Perfect Misdeed

This exhibition, as Lin Xin’s first solo, will give a broad overview of her artistic career. This exhibition is centered around “perfect misdeed”, which is intended to bring into focus the fact that we and our society are inviting self¬destruction and heading for the other extreme if we indulge ourselves in our restless pursuit of perfection, change, “development”, “progress”, etc. The virtual has conquered the real, as is common in virtual images in film and TV production, in virtual hi¬fi sound, and in virtual language via computer codes. After tearing itself away and defeating its counterpart in the real world, the virtual that used to belong to the mirror images is no longer new to human beings who have thus been reduced to its substitute—reality is dispelled while virtuality prevails. In addition, we have got lost in our effort to change ourselves and the world, to which we can be actually no rival in terms of modification.
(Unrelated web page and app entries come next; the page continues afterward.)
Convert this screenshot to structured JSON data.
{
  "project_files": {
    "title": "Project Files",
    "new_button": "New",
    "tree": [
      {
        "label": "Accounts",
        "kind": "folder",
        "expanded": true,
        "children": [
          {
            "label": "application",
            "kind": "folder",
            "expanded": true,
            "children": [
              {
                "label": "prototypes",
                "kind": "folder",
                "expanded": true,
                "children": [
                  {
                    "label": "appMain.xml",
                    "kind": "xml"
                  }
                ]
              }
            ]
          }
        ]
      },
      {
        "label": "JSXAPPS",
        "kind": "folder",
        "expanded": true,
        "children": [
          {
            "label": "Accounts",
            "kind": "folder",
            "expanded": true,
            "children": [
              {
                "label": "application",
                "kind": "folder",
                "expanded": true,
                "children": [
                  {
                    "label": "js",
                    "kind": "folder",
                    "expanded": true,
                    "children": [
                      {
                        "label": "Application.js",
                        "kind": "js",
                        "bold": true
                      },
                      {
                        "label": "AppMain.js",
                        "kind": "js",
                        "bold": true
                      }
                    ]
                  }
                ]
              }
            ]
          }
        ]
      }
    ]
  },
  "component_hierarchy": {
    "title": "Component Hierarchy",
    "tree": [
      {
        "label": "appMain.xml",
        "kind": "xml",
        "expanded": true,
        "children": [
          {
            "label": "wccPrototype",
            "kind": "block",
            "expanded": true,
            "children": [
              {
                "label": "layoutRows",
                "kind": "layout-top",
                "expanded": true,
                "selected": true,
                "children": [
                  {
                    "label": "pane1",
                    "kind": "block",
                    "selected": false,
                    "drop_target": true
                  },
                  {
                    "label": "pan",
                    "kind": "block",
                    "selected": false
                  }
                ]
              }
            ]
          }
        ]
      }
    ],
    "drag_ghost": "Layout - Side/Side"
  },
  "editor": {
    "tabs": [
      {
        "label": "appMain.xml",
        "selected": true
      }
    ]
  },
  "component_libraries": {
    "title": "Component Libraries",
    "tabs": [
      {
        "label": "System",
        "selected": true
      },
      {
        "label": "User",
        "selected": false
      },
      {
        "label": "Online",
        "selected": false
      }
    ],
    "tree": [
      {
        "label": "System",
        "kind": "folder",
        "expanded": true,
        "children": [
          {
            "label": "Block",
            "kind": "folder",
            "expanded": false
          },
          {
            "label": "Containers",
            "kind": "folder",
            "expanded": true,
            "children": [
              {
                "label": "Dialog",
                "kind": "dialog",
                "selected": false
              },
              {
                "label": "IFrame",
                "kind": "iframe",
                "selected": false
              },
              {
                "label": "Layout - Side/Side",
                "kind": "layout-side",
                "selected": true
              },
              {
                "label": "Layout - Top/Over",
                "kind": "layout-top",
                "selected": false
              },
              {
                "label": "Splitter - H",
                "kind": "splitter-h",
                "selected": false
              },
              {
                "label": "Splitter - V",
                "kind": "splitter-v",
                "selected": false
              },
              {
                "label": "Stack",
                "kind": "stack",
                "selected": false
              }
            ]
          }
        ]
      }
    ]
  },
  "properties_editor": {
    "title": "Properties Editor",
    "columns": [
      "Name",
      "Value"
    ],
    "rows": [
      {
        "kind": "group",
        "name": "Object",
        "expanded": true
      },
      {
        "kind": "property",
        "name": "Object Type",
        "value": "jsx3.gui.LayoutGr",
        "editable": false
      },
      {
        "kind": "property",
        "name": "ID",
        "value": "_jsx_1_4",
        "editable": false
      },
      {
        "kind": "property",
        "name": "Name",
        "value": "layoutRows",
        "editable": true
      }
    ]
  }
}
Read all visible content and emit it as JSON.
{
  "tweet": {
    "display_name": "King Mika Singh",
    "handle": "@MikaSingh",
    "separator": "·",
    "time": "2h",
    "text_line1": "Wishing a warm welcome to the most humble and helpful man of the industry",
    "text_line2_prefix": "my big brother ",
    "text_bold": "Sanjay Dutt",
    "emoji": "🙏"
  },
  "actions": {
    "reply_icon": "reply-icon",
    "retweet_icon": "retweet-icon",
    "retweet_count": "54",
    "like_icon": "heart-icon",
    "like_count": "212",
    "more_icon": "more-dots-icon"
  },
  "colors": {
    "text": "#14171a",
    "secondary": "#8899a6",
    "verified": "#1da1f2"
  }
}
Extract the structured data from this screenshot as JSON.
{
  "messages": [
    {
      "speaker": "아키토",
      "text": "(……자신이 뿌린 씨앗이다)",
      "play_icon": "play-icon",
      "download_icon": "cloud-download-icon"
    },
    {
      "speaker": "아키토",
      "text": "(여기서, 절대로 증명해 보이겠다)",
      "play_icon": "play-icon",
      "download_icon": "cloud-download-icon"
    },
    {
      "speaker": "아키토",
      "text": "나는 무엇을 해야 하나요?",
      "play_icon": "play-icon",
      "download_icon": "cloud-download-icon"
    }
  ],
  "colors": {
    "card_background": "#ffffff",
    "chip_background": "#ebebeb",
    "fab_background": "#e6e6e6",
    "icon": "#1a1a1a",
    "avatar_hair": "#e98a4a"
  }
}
Such is the basic weakness of our history. Human limitations in fact turn all our actions into misdeeds as it will be disastrous once everything changed starts to counterattack. A recurring “simulacrum” in Lin Xin’s recent works is “humanoids”. They are made of electric wires, electronic components, plug, machines and metal, rich in variety, cold and science and technology based. “She” is cast in an exquisite and ideal image, both physically and physically, in various virtual contexts; “she”, elegant and delicate, bright and attractive, gender specific and capable of emotions, sometimes with multiple masks, holds talks and play games with herself in a strange virtual space of self and social space. Her art seems to unfold “an ideal future”: variety of the body, equal individual potential and telepresence, individual perceptive possibilities, individual environment, individual effort to keep their individual reality. Our skin, natural outer cover, will be broken. Our faces, artificial social masks, will be reinforced and diversified. Lin Xin’s works are centered on simulacrum, a creative symbol, i.e., an image that, without the original (artificial ones) can be limitlessly reproduced and that, without a specific signified a representational symbol would have, constitutes a self¬sufficient world of self reference (the image is not related to reality but goes beyond it). In addition, everything seems to freeze at that instant, and the fluidity and naturalness are nowhere to be found in her works. It takes place in the virtual reality that, seemingly familiar and strange as well, goes beyond time and space. “Cool Art” is an “artistic” world composed of simulacra, virtual reality, which, compared with the traditional easel painting, keeps us far removed from the aesthetic object (the painting in this case), and the strong impact of alienation and indifference is felt both psychologically and visually. According to Lin Xin, “Changes in the context, in the media, and in the ways of perception and existence, will surely result in changes in our way of thinking and creation.” “My works, intended to serve as a bridge connecting the virtual digital world and the real world of images, are my reflections about the two increasingly complicated worlds.” (Lin Xin) The virtual culture in our age not only comes to an increasingly important position but also forces us to make new reflections and form new thinking patterns so as to adapt to these cultural changes. Electronic media, such as TV, computer and the Internet, are changing the relation between art and reality in a more radical way and giving rise to simulation and simulacra. The virtual reality and virtual culture help Lin Xin to form her own artistic features that are unique in this age